Exercise description
In the listing below, count the lines containing the string "structured" and state only the number.

Given data
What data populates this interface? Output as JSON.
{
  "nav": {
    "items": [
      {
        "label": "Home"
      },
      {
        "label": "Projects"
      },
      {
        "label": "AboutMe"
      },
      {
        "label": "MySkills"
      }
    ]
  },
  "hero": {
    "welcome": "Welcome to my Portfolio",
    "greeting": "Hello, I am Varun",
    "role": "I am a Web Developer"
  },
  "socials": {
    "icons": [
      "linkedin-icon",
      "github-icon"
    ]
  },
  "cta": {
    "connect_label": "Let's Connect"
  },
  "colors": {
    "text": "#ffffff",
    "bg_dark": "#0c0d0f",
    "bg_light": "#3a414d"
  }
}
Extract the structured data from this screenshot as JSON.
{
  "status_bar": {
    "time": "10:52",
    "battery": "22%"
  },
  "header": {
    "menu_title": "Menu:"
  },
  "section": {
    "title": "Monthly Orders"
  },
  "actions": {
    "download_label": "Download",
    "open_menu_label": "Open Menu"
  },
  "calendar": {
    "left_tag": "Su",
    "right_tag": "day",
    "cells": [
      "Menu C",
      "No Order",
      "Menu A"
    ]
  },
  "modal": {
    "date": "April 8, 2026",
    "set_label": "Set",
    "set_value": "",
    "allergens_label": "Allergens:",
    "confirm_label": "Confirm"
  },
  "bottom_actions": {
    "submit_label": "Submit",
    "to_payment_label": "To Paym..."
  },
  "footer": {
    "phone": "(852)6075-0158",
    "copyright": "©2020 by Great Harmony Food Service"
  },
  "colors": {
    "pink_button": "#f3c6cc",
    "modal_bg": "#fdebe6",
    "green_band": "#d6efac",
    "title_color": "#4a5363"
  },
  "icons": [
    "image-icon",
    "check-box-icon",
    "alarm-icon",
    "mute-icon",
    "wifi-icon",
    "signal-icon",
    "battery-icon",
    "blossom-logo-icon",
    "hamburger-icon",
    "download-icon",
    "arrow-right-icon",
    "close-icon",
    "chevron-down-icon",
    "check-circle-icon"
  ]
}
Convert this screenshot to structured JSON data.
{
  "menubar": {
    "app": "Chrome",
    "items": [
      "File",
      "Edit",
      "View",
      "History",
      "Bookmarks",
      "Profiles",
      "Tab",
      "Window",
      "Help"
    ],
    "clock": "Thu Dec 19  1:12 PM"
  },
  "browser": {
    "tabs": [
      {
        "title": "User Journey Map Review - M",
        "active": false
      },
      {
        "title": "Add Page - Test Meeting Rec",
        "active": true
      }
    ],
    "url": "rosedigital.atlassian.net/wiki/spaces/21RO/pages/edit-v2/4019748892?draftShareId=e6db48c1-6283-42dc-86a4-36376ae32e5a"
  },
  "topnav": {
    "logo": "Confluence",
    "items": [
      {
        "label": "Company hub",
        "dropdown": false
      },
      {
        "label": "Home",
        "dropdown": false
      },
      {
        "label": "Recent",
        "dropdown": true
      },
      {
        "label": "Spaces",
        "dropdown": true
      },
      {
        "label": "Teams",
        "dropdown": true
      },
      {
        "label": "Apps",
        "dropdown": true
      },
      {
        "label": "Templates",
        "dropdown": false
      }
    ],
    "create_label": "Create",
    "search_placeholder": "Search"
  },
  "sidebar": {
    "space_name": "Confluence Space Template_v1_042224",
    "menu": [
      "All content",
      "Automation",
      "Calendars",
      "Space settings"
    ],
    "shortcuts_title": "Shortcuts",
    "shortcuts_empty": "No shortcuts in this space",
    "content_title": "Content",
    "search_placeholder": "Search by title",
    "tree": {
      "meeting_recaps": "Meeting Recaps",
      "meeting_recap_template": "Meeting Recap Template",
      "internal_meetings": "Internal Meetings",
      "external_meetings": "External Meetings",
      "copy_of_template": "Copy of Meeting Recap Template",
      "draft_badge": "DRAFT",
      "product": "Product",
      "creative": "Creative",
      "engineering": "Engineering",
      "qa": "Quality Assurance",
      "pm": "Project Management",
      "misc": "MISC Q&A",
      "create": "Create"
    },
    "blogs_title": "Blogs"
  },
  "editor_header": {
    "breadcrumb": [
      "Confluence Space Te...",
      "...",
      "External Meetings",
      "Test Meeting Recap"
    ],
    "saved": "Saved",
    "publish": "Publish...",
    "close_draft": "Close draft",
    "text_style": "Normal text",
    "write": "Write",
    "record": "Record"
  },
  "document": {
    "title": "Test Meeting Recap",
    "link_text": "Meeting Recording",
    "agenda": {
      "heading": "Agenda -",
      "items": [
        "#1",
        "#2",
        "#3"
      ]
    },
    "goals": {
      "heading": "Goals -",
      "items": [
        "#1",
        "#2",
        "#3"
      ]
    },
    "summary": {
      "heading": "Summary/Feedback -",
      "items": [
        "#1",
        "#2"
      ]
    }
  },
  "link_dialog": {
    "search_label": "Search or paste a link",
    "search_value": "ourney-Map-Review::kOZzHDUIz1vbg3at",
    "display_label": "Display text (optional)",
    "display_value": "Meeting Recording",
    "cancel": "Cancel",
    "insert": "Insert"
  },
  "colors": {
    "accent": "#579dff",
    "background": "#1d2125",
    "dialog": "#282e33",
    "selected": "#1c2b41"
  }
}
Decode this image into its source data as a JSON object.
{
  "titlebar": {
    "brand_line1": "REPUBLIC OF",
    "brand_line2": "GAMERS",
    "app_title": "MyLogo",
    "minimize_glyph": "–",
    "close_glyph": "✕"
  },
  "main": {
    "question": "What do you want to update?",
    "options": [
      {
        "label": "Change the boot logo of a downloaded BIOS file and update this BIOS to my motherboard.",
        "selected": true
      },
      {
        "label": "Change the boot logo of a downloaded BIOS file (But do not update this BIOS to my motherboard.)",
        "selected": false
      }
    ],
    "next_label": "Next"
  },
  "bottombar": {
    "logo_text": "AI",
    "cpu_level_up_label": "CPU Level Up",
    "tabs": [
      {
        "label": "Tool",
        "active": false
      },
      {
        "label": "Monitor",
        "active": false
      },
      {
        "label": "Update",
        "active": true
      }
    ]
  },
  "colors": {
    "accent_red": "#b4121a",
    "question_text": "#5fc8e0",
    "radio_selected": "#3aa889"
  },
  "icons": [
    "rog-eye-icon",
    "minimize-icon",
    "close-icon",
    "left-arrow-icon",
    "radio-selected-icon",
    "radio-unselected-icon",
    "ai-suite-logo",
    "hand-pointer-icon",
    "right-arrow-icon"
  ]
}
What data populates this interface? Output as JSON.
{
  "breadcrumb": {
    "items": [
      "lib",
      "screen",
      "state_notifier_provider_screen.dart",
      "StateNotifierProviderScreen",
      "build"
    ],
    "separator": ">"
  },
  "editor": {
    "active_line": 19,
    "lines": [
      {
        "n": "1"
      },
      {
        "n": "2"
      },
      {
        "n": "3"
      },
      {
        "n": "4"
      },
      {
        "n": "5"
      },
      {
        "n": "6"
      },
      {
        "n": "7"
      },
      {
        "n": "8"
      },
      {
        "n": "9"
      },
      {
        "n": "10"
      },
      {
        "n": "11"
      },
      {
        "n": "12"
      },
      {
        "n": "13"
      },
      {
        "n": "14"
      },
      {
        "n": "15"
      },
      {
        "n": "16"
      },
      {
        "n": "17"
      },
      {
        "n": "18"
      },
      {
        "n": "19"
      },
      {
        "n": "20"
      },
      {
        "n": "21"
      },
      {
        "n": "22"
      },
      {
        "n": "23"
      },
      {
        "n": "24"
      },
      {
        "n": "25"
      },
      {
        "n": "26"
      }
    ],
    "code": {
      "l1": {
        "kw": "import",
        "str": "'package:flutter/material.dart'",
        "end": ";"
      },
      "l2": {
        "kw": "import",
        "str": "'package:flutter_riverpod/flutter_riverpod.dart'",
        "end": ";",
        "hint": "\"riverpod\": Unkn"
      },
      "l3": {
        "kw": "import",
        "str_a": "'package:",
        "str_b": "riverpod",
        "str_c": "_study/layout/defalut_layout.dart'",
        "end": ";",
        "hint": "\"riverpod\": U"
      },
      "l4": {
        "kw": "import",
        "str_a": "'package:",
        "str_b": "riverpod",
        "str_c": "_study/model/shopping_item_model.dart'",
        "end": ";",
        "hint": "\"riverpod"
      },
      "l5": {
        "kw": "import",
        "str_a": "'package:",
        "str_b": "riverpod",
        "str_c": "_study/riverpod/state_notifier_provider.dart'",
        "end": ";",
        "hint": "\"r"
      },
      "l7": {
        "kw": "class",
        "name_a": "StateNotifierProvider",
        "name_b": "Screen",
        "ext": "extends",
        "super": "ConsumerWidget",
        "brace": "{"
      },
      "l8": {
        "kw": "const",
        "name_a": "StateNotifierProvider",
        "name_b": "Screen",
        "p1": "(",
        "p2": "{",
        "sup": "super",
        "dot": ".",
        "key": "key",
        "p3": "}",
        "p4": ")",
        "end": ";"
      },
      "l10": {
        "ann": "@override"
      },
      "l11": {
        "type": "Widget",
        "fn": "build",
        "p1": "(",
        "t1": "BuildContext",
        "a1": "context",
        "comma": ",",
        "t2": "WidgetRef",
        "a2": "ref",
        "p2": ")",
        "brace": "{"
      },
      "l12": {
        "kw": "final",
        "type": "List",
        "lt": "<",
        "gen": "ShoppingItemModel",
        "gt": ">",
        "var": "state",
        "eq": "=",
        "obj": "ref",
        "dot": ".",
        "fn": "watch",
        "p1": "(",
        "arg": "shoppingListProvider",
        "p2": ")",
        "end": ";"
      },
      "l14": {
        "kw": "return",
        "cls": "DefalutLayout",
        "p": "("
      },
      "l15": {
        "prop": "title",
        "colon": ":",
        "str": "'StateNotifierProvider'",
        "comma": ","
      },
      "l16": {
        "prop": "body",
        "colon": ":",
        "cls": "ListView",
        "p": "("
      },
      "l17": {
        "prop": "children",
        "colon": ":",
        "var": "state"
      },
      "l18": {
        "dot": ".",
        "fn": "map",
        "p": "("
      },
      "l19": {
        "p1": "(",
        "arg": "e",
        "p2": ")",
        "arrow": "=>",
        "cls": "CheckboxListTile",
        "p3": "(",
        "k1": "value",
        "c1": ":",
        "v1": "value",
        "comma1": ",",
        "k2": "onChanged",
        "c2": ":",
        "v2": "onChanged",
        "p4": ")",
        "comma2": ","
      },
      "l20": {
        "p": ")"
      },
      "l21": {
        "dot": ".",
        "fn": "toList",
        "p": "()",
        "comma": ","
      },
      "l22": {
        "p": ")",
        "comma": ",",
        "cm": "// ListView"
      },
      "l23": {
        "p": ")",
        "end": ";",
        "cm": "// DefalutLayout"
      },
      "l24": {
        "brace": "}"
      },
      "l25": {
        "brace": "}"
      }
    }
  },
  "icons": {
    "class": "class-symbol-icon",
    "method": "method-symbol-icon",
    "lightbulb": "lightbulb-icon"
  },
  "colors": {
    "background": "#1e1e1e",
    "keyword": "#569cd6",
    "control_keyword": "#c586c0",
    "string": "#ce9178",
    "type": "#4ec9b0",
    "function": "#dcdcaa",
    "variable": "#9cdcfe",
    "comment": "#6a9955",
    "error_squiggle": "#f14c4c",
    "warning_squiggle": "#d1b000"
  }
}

Expected output
2